Change agents at heart
At the heart of MacDonnell’s philosophy and programming is a psycho-social framework leaders at Liberty use, called “Theory of Change.” Simplified, it’s not so much an abstract “theory” per se as a practical prescription for how to bridge the “missing middle” between the goals of a given initiative, and the all-important impact that proves it’s been a success (achieved its intended outcomes). That’s a lot harder and more complex than it sounds.
Your business, even if it’s a paragon of purpose and service, nevertheless must prosper to stay in business so that it can continue to do well in a virtuous loop. But it’s not all about the bottom line. Liberty understands, according to MacDonnell, that real “ROI is associated with the long-term outcomes for the community … that our health is intricately connected to the health of the community at a high level.”
Those generalized “health outcomes” must be meaningful and measurable, and the results transparent. “If we say we want to be a part of reducing the achievement gap in education, then that's what we ultimately get measured on. When we’re together as a board, we’re looking at [whether we’re] reducing homelessness. Or asking, are we creating more opportunities for people with disabilities to get access to cultural and recreational activities, and workforce opportunities? What do those numbers look like? That is what we are held accountable for,” says MacDonnell.
Getting to that point where the momentum of your ESG and other purpose-driven efforts becomes self-sustaining because the impact is so clear begins with listening, MacDonnell says—listening widely and well. Include as many stakeholders as possible. Really identifying the challenge in front of you, and studying it.
For example, she recounts, “When we look at and address youth and young adult homelessness, we do it by partnering on national efforts, by conducting research [with experts], by being at the table with city leaders. And then we have a portfolio of youth homelessness groups that we convene every quarter.” On this issue, the foundation then employs a “five-part approach: early identification; education and workforce development, specifically for youth who are experiencing homelessness; health and well-being; permanent connections; and having a caring adult in their lives.”
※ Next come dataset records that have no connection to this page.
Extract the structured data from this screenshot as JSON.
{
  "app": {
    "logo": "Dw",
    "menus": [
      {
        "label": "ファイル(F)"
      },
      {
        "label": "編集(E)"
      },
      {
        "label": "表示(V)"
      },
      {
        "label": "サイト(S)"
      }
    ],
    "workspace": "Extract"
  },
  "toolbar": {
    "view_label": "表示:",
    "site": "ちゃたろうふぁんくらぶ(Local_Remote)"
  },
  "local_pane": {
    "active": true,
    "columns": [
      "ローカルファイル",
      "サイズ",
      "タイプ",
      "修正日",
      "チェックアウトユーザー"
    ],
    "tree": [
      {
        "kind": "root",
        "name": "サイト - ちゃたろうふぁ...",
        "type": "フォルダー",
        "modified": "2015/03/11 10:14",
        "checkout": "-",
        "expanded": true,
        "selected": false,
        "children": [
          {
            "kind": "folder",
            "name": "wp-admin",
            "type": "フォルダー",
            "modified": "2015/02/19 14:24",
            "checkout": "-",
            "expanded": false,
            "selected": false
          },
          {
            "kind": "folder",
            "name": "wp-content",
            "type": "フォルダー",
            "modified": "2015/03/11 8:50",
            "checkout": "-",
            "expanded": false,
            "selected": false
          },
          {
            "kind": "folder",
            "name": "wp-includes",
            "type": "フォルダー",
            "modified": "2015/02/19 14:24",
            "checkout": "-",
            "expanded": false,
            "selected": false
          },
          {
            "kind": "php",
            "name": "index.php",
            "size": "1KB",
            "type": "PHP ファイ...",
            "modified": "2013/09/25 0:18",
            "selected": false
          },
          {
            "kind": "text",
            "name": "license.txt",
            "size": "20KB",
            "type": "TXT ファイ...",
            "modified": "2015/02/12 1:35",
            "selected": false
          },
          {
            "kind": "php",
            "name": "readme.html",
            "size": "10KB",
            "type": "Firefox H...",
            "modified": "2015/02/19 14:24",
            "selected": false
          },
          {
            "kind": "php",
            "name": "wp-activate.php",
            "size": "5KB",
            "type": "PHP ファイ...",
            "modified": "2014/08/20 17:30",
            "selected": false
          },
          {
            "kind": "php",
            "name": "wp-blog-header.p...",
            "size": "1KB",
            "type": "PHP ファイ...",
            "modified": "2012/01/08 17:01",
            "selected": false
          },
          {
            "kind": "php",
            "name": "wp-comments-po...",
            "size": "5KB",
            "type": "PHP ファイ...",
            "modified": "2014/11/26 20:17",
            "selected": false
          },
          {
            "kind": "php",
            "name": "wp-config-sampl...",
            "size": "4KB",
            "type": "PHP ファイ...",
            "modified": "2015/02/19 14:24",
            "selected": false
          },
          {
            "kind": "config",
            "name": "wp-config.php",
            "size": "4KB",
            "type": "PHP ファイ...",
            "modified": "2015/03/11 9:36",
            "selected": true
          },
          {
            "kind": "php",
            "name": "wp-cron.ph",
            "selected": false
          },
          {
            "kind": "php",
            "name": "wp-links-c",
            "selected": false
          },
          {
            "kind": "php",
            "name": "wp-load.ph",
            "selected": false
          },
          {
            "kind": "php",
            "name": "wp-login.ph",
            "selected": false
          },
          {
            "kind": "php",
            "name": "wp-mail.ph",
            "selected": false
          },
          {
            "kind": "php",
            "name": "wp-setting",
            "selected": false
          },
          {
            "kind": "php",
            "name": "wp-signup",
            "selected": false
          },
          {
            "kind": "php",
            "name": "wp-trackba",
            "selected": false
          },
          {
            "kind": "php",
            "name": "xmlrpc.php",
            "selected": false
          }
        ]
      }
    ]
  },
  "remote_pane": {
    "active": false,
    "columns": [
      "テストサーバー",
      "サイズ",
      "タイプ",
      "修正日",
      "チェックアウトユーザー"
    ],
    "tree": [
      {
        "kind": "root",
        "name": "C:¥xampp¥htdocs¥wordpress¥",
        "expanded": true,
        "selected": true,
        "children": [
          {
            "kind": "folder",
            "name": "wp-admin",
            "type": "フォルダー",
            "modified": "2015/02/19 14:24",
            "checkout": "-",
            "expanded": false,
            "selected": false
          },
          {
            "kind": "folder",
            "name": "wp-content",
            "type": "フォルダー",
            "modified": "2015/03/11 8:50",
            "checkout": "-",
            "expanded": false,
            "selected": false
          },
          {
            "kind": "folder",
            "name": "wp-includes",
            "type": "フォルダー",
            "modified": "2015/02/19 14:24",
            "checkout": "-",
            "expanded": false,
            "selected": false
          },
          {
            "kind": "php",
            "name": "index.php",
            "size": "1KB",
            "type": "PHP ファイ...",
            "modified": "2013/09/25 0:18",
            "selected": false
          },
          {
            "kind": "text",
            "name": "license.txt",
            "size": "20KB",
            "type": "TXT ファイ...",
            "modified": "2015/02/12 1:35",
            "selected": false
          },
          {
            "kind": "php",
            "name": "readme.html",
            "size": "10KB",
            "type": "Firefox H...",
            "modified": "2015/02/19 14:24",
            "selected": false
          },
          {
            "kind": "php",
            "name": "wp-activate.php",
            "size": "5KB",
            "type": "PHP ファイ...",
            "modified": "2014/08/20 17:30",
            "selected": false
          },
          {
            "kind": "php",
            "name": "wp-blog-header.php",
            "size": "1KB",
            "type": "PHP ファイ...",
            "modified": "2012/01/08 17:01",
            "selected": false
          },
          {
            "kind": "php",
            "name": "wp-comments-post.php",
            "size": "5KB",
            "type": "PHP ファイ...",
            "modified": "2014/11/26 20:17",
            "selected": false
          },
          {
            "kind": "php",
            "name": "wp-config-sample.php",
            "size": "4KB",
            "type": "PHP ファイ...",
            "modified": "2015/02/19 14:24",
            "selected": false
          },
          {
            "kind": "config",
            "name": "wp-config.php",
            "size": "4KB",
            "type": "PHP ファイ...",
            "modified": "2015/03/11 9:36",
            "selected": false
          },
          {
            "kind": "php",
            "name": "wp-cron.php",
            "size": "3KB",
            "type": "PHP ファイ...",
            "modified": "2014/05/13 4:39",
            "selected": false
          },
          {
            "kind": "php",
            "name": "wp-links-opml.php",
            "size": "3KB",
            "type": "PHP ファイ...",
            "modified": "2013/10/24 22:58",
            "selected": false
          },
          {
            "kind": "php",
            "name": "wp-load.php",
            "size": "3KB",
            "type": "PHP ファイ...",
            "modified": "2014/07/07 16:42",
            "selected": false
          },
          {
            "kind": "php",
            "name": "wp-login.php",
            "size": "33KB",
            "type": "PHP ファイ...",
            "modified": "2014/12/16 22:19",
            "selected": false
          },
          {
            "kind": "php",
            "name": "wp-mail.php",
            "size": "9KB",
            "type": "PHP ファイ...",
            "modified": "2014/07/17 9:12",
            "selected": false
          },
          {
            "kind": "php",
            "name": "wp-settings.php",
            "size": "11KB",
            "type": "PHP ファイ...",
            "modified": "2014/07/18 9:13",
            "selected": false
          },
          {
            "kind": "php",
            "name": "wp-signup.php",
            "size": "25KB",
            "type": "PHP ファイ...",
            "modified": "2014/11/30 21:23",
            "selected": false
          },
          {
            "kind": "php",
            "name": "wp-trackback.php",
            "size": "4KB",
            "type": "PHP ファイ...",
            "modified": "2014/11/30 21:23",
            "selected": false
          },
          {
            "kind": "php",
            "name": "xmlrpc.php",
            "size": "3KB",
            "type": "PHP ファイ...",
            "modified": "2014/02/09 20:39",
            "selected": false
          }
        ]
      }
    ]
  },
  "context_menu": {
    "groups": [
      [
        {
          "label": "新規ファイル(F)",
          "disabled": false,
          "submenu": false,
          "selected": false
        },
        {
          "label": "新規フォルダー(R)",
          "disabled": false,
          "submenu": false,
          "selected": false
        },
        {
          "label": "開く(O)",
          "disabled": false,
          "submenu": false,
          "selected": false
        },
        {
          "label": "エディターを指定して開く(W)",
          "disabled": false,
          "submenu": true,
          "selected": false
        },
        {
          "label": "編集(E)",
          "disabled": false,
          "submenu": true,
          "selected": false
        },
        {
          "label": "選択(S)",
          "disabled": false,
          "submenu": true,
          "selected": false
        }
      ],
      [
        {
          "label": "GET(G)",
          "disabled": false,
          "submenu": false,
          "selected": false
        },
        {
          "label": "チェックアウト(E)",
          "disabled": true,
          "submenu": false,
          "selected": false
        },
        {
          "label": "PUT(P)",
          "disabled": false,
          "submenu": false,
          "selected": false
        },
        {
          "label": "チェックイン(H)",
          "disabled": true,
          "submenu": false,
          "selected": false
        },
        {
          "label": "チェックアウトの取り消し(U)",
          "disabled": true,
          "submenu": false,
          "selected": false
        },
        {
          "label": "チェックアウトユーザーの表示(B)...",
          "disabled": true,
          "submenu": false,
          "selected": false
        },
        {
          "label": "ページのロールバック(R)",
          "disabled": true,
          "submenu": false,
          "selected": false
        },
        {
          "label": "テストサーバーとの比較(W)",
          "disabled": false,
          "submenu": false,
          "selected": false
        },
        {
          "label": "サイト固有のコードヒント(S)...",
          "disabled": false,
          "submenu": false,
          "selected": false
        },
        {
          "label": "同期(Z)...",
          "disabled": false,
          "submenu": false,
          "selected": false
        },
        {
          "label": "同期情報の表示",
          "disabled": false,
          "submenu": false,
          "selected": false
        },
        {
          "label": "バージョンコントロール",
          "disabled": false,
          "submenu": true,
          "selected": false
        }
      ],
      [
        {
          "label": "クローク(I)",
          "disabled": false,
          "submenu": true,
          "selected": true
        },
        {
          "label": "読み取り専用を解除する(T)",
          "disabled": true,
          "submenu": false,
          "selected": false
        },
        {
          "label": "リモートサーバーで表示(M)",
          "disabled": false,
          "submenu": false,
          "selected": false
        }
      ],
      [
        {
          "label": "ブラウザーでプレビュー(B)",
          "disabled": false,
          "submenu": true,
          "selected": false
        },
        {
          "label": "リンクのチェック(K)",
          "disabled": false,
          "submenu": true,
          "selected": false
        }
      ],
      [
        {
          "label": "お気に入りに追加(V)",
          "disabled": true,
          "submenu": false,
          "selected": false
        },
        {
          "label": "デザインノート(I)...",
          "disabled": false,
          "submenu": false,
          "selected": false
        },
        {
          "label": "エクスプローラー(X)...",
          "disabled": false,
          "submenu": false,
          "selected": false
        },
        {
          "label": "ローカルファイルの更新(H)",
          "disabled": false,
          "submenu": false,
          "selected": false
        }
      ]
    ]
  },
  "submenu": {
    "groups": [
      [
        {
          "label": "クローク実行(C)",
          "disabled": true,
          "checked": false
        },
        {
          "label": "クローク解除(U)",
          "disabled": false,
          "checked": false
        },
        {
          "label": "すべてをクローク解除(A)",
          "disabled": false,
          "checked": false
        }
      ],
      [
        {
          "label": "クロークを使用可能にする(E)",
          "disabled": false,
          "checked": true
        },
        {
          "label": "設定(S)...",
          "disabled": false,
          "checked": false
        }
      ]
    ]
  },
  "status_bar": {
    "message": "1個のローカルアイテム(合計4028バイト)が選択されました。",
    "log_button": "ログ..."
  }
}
Looking at the pillars of that one program together is critical in grasping the interrelatedness of most challenges. Which gets even more thorny in the field. For example, MacDonnell points out, “We know there’s a very high population of Black and brown children and youth who end up homeless. We know that nearly 40 percent of youths who are homeless are LGBTQ … And then, if a young person has a disability, the challenges just skyrocket.” Such problems are interwoven in a way that compounds disadvantages and complicates any potential change.
In short, “It’s about listening, and it’s about being present,” MacDonnell reminds us. You might need “years and years of listening and being in the community.” Then you need to partner, starting with your own people, in the culture your company has striven to cultivate. Then collaborate with experts, “community partners on the ground, city and state leaders, funders and clients.”
You need to, as Liberty does, Lead With We: Says MacDonnell, “Our voice, our passion, our talent, our resources, the collaboration that’s existing today is better than it has ever been. Bringing partners together, being at the table, and not having these siloed results, but looking at collective impact will continue to be key. The level of engagement and care that we see and we know exists, especially if you look at our employees, is profound.”